I also resolved collision conflicts on site at the customer's by temporarily taking over the control programming. It's easy for me to put theory into practice. Should I make the impossible possible for you?
SAP, cloud systems and domains are to be used more and more frequently. More complex camera systems support significantly more interfaces and can be managed via domains, which centralizes user management and thus makes it cheaper. Common HMI systems such as WinCC are also compatible with it. I still had to program many interfaces or hardware components on the controller myself using various bus systems and to reproduce the protocols byte by byte.
- So I monitored the hard drive durability using specially developed software that was integrated into the specially developed HMI
- Linked applications of different computer architectures
- Controlled robots from an HMI software using a robot API
- Linked a virtual robot API of a simulation with a real controller and recorded videos of how the robot actually worked later
When combining several machines, it is always necessary that each is processed independently of one another, because problems can arise without planned response times.
Many events running in parallel must also be processed in parallel in the control unit. These are then synchronized and coordinated with one another.
The need for this is definitely evident with multi-camera systems, but it also has its advantages with all other devices. In the case of very short processing cycles in particular, this is not possible without it, then it goes in the direction of real-time systems.
The ABB Robotstudio, which I used for this at the time, was designed for simple simulations with just a few components. However, it already supported a virtual reality environment in which one could move through the environment and move elements using 3D glasses and hand controls. It was also advertised that you could program in it, which I thought little of. On the contrary, I even calculated a couple of robot targets in my head, wrote them directly into the source code and they were approached exactly as planned.
In a simulation, I used a robot to stack buckets on pallets in different patterns and heights. Buckets came on a conveyor belt, pallets were transported on transport rollers and lined up for collection. Hundreds of buckets were created and moved through the simulation, so that even a specially purchased computer could not keep up with the calculations and the simulation ran incorrectly or had to be slowed down very much.

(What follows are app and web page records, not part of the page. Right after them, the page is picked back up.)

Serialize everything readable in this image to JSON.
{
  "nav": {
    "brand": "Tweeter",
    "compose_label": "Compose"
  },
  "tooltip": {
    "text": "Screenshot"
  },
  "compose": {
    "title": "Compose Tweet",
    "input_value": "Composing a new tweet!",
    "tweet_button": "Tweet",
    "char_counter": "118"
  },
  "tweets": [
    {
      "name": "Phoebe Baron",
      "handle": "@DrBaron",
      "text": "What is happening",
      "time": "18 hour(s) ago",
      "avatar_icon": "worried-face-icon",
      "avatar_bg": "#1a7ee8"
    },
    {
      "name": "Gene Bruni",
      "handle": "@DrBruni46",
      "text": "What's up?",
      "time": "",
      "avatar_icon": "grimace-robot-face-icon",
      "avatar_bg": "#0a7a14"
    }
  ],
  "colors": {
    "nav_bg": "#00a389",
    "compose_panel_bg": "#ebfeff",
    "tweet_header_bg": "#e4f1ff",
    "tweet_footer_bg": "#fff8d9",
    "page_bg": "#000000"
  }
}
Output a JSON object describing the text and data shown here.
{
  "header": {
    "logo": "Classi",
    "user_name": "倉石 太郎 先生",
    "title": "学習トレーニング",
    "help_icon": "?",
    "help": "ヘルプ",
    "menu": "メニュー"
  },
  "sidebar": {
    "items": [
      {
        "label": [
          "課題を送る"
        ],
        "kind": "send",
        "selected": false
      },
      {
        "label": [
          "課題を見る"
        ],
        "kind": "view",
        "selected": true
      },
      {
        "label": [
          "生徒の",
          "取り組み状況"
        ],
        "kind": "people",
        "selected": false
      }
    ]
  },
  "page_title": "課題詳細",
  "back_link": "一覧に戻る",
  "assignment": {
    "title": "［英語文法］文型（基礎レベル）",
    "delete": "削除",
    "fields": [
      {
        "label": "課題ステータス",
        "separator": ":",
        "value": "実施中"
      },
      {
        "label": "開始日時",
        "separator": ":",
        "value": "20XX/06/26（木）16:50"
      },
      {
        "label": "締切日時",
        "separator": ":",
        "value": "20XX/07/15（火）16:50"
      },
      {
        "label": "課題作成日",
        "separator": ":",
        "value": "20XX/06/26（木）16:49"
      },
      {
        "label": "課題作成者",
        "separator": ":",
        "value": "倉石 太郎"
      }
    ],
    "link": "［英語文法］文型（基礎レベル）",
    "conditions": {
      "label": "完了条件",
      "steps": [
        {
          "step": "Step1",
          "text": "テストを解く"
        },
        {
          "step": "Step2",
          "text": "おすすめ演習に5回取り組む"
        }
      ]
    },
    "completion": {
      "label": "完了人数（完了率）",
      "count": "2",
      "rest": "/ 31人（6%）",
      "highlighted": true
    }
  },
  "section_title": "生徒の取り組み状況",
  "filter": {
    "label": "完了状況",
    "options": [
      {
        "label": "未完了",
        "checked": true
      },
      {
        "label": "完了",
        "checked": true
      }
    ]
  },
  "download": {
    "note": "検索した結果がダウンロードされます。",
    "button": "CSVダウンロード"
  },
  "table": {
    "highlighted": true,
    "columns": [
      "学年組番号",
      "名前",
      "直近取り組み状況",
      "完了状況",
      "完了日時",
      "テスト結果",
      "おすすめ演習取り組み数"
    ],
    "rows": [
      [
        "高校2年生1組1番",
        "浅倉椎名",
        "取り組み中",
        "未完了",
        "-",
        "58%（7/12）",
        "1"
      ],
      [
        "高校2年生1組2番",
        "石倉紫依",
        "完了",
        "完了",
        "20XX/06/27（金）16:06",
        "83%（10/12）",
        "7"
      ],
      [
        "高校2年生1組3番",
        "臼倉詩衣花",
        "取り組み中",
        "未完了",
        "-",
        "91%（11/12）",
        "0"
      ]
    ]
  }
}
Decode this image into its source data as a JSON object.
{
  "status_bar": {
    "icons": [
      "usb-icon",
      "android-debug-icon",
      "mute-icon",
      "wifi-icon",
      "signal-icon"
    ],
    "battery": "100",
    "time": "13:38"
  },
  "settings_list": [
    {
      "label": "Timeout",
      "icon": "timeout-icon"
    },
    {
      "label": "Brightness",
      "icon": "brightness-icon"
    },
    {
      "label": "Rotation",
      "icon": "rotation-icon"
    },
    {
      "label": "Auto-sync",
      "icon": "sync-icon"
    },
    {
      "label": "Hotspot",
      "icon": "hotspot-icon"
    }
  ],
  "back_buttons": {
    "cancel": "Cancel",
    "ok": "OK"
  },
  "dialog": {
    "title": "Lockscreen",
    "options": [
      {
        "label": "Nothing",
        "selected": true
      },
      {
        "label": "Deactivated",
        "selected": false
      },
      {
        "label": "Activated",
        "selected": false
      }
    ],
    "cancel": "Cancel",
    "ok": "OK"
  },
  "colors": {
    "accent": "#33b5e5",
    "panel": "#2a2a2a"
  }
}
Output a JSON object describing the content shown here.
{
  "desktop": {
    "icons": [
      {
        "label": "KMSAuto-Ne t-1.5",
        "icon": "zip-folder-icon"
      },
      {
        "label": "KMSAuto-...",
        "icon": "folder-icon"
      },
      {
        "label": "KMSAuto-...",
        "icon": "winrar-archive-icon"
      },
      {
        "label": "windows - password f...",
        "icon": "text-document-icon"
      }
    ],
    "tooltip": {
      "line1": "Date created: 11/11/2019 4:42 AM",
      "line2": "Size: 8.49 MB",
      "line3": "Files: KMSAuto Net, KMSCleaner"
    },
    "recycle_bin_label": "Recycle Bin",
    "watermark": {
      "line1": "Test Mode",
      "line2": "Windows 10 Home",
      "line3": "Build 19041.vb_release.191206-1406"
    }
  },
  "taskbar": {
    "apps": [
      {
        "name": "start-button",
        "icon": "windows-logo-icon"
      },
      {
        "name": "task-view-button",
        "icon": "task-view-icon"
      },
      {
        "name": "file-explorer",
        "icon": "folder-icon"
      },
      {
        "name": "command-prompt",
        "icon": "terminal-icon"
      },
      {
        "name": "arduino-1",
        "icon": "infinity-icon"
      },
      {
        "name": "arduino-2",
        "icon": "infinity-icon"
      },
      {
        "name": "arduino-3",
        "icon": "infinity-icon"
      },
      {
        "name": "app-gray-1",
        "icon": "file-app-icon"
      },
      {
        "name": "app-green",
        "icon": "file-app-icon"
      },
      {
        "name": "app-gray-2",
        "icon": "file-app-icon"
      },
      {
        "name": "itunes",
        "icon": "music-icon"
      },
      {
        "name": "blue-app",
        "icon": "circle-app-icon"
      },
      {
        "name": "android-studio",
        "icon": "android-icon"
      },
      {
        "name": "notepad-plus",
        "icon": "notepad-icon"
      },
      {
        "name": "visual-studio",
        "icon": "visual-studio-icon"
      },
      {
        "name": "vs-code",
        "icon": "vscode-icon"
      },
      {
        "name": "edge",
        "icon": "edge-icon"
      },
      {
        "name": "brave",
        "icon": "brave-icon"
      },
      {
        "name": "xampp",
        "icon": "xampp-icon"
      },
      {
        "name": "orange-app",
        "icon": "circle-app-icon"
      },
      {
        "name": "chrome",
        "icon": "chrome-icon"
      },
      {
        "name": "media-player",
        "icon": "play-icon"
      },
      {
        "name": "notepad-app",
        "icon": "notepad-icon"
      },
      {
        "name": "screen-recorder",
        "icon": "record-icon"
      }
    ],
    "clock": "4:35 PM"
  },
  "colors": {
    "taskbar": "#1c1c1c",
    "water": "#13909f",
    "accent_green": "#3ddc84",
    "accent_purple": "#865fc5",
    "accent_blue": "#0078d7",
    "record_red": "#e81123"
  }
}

A couple of times my developed module was used, with which we could connect the robot simulation in the ABB Studio with PLC and thus test the function of all components before commissioning in order to shorten commissioning times.